Ahh flankers, there is nothing within the glorious world of perfume more guaranteed to make my eyes roll. Don’t get me wrong, there are some pretty good flankers on the market, take Guerlain’s Shalimar Parfum Initial or Chanel’s No 5 Eau Premiere for example. But on the whole the majority of flankers stink (see Marc Jacobs Bang Bang), they are a cheap way of marketing a new fragrance without having to come up with a new name or bottle and tend to carry no ingenuity whatsoever.
CK One Shock for Him and for Her are the latest in a long line of flankers to Calvin Klein’s iconic Unisex fragrance CK One, originally launched in 1994. With CK One Shock they have released “Two sassy new fragrances that flaunts youth innate sense of provocation”  Calvin Klein has proved to be the king of flankers over the years, the majority of which have been pretty terrible so I did not approach these two with high hopes.

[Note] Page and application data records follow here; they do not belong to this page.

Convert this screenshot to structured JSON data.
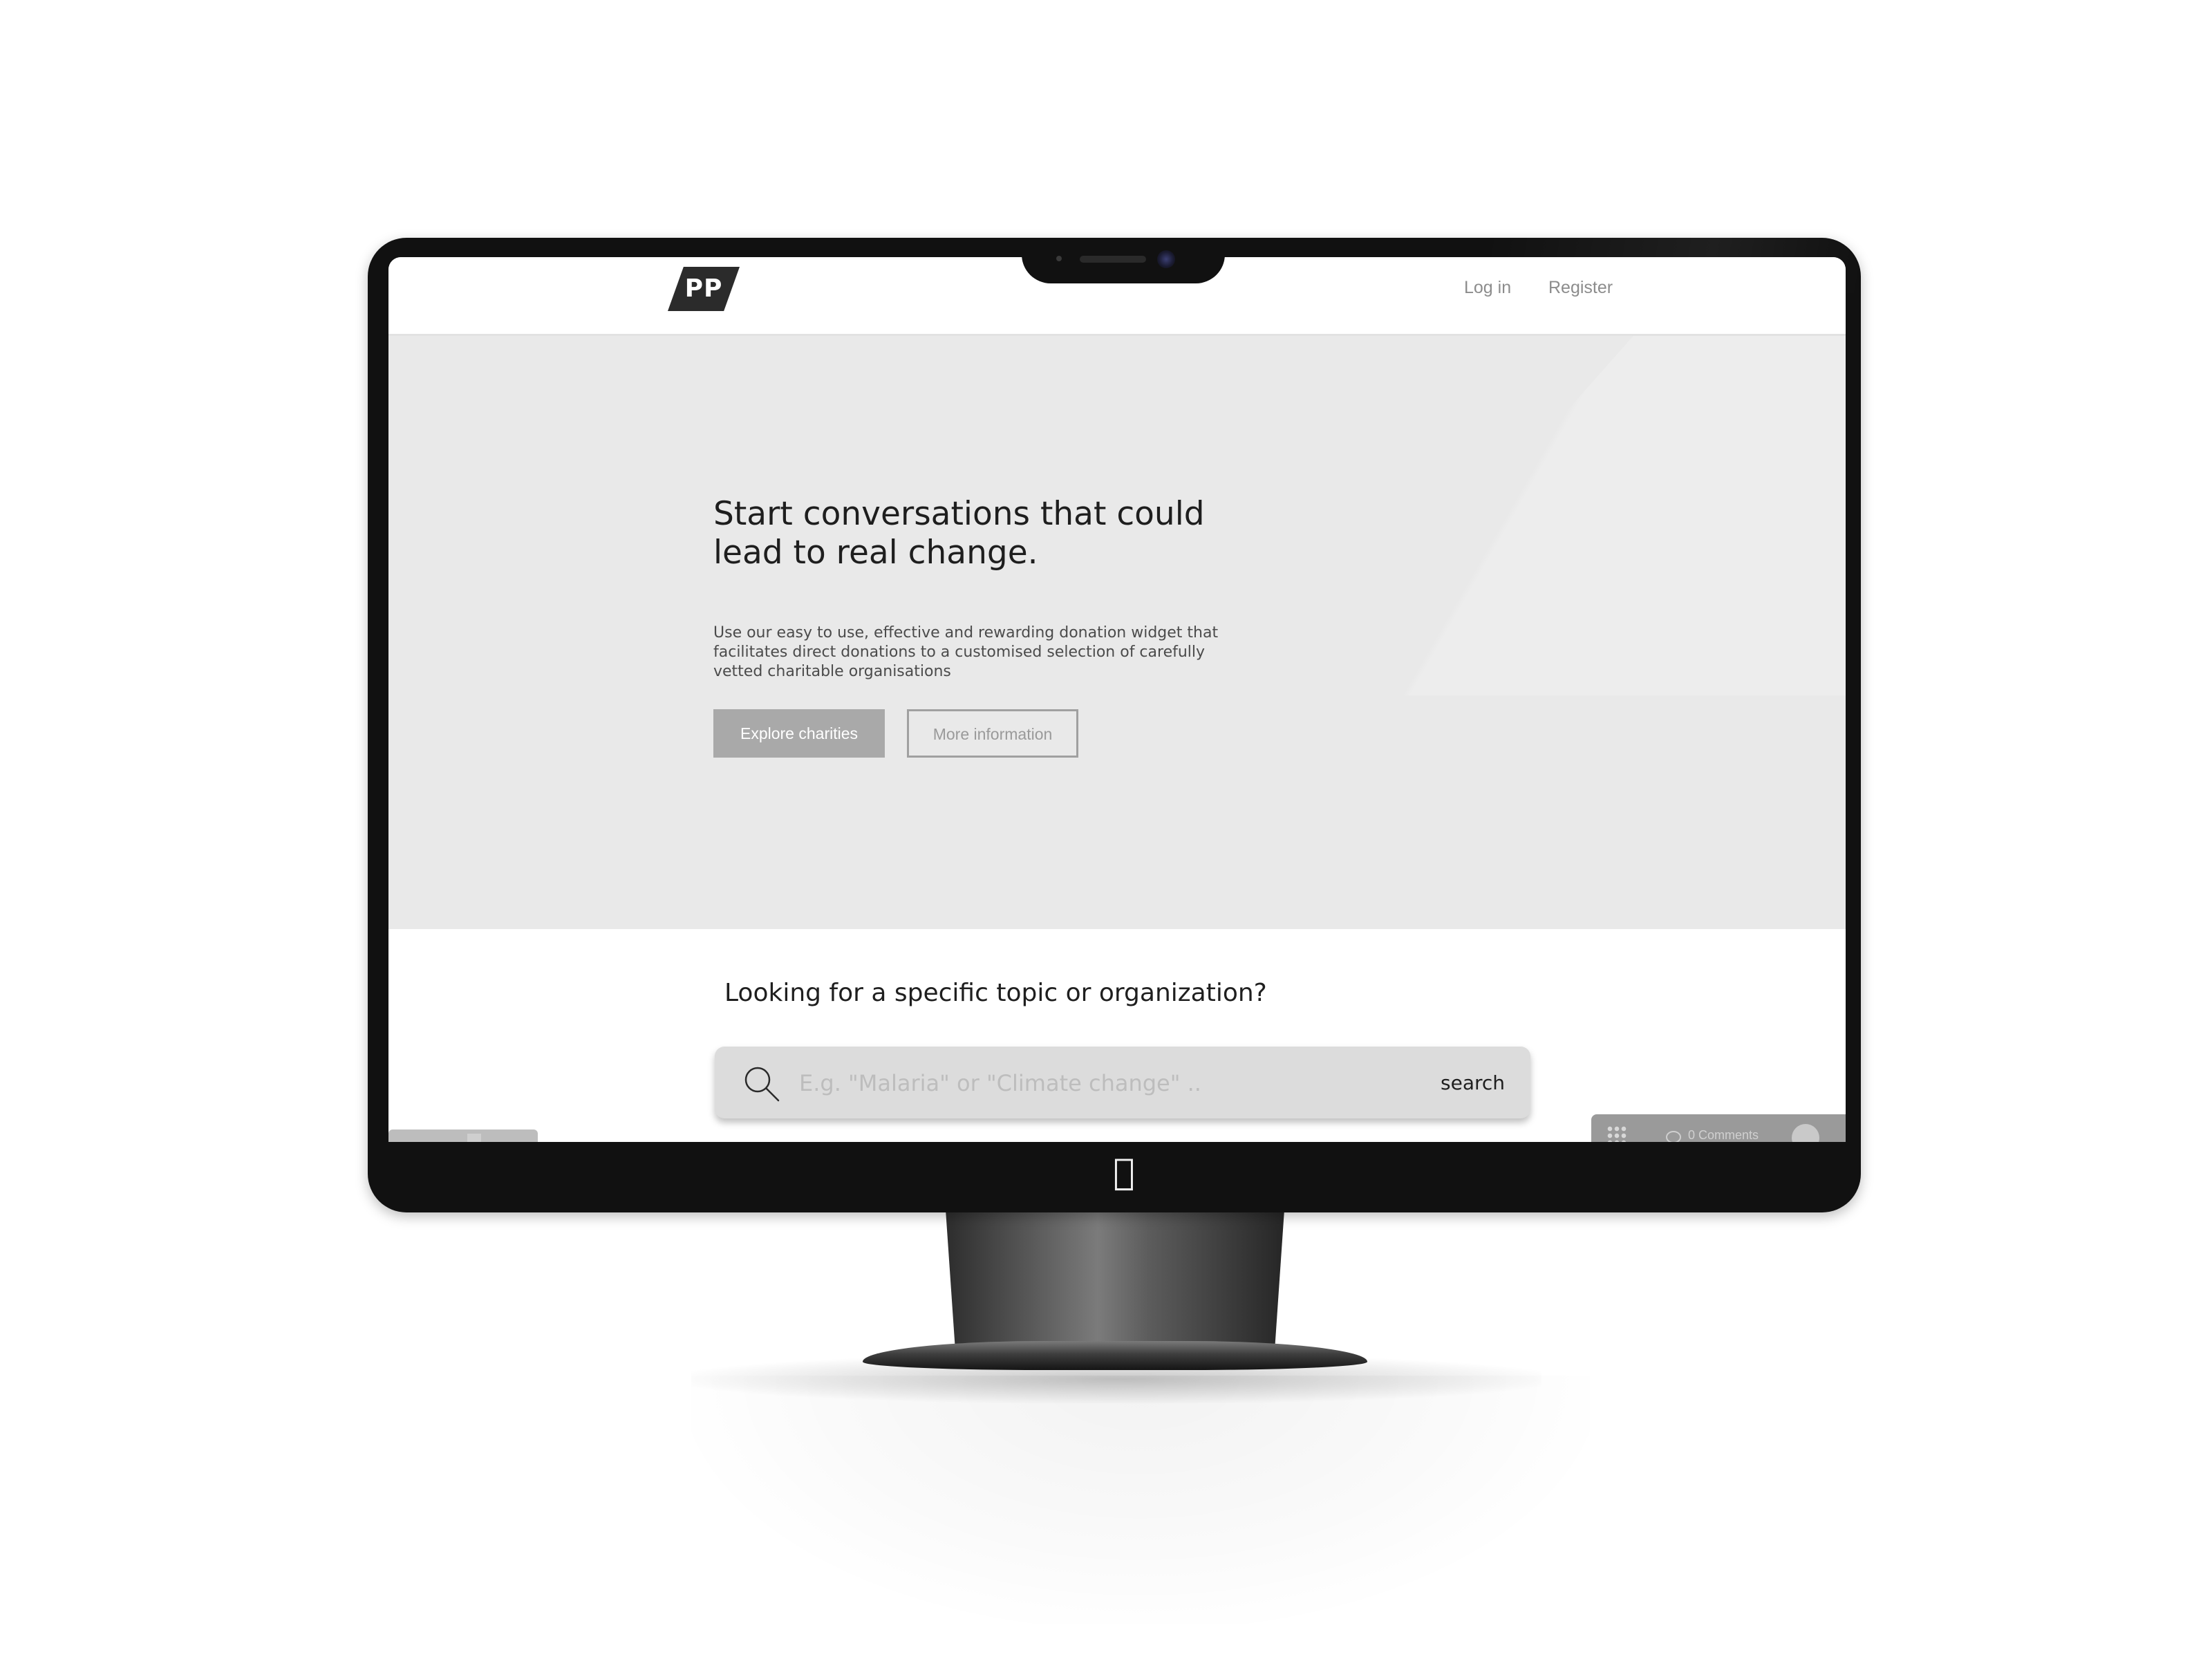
{
  "header": {
    "logo_text": "PP",
    "nav": {
      "login": "Log in",
      "register": "Register"
    }
  },
  "hero": {
    "title": "Start conversations that could lead to real change.",
    "description": "Use our easy to use, effective and rewarding donation widget that facilitates direct donations to a customised selection of carefully vetted charitable organisations",
    "primary_button": "Explore charities",
    "secondary_button": "More information"
  },
  "search": {
    "heading": "Looking for a specific topic or organization?",
    "placeholder": "E.g. \"Malaria\" or \"Climate change\" ..",
    "button_label": "search"
  },
  "comments_bar": {
    "label": "0 Comments"
  },
  "icons": {
    "brand": "apple-logo",
    "search": "search-icon",
    "comments": "comment-icon",
    "grid": "grid-icon"
  },
  "colors": {
    "hero_bg": "#e9e9e9",
    "primary_button": "#a9a9a9",
    "search_bar": "#dcdcdc",
    "text_dark": "#1e1e1e",
    "nav_text": "#8c8c8c"
  }
}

I have to admit that I’m a bit of a newbie when it comes to By Kilian, I have pretty much dismissed the line up until now, predominately due to the high prices (a rookie perfumista error, I know) but my financial restraints prevent me from considering über expensive fragrances, so I don’t try them just in case I fall in love, which is pretty much always the case.
But thanks to some excellent reviews by my Evil Scent Twin, Birgit from Olfactoria’s Travels I have found myself officially intrigued. I wanted to see what all of the fuss is about so I managed to blag a few samples from the By Kilian counter in Harvey Nichols.
Seeing as I’m such a latecomer to the By Kilian party, it seems fitting that I should start at the end, with the last fragrance in the L’Oeuvre Noire (The Black Masterpiece) collection, Sweet Redemption (The End).
Ahh the 80’s, a time of excess where everything was big; the clothes, the music, the hair and of course the perfume.
The perfume in the 80’s was loud, proud and would announce it’s arrival a long time before you entered a room, and stay a long time after you left. There were big bouquets of aldehydic florals and massive oriental spice bombs. I shouldn’t forget the HUGE jammy roses and the loud syrupy tuberoses either.
These fragrances, affectionately known as ‘Perfumes with Shoulder Pads’ by the #fumechat Tweeters are representative of the era, and whilst they may not be entirely popular today I have a real soft spot for them.
There is one thing I love more than perfume and that is food, especially that of the baked/cake variety. It stands to reason then, that one of my favourite perfume types is the gourmand. Food smells in perfume can sometimes be abstract or representative but the best gourmands are those that present food in a completely literal way. Ambre Narguilé is one of these gourmands.
Ambre Narguilé is an unexpected gourmand.
This week my good friend Cara and I will be teaming up to create a special fragrant event as part of her Instability-in-Stability project. During the event we will both be discussing our scented memories as teenagers. Thinking about the subject matter I thought it would be apt to review the first fragrance that I fell in love with, the one that started the obsession; Kingdom by Alexander McQueen.
At the tender age of 16 (it feels so long ago now), I wasn’t really fussed about fragrance, I would wear generic ‘boy’ fragrances such as Hugo Boss and Paul Smith and the fragrances I wore were normally gifted to me by relatives. That was, until Kingdom came along…
Oud/Aoud/Oodh/Agarwood is a ‘dark, resinous heartwood that forms in Aquilara and Gyrinops trees when they become infected with a type of mold.’  The smell of Oud really varies and from my experience it can smell medicinal, animalic and funky like a barnyard or intensely peppery and spiky.
Over the last couple of years there has been a plethora of fragrances released based around oud, a note which has been used in middle eastern perfumery for thousands of years. Oud has very much become the note du jour and it seems that almost every fragrance house has done ‘an oud’.
One house that kicked off the trend is Montale, created by perfumer Pierre Montale and tucked away in a corner of the very upmarket and glamourous Place Vendôme in Paris, Montale focuses on rich oriental fragrances and exotic blends using the famous oud.
This review is of two of Montale’s most well known scents, Black Aoud and White Aoud. These two scents strike an interesting contrast with each other and show the versatility of the oud note.
It seems fitting that my initial post on this blog should be a review of the latest edition of Shalimar by Guerlain; Shalimar Parfum Initial.
My first thought when seeing the news about Shalimar Parfum Initial was ‘Nooooooooooo, it’s PINK, you can’t pinkify Shalimar!!’ Well, as it turns out you can, and the end result isn’t half bad at all.
Shalimar Parfum Initial was created by Guerlain’s In-House Perfumer Thierry Wasser and was made for his niece after she requested he make a version of Shalimar for her. The idea behind Parfum Initial is very similar to that of Chanel’s Eau Premiere for No 5 – a modern, lighter version of the perfume for younger customers who are not quite ready for the original. Guerlain describe the scent as an ‘Initiation into Shalimar’  but it also serves as an initiation to the brand, for those who are unfamiliar with or intimidated by the classic Guerlains.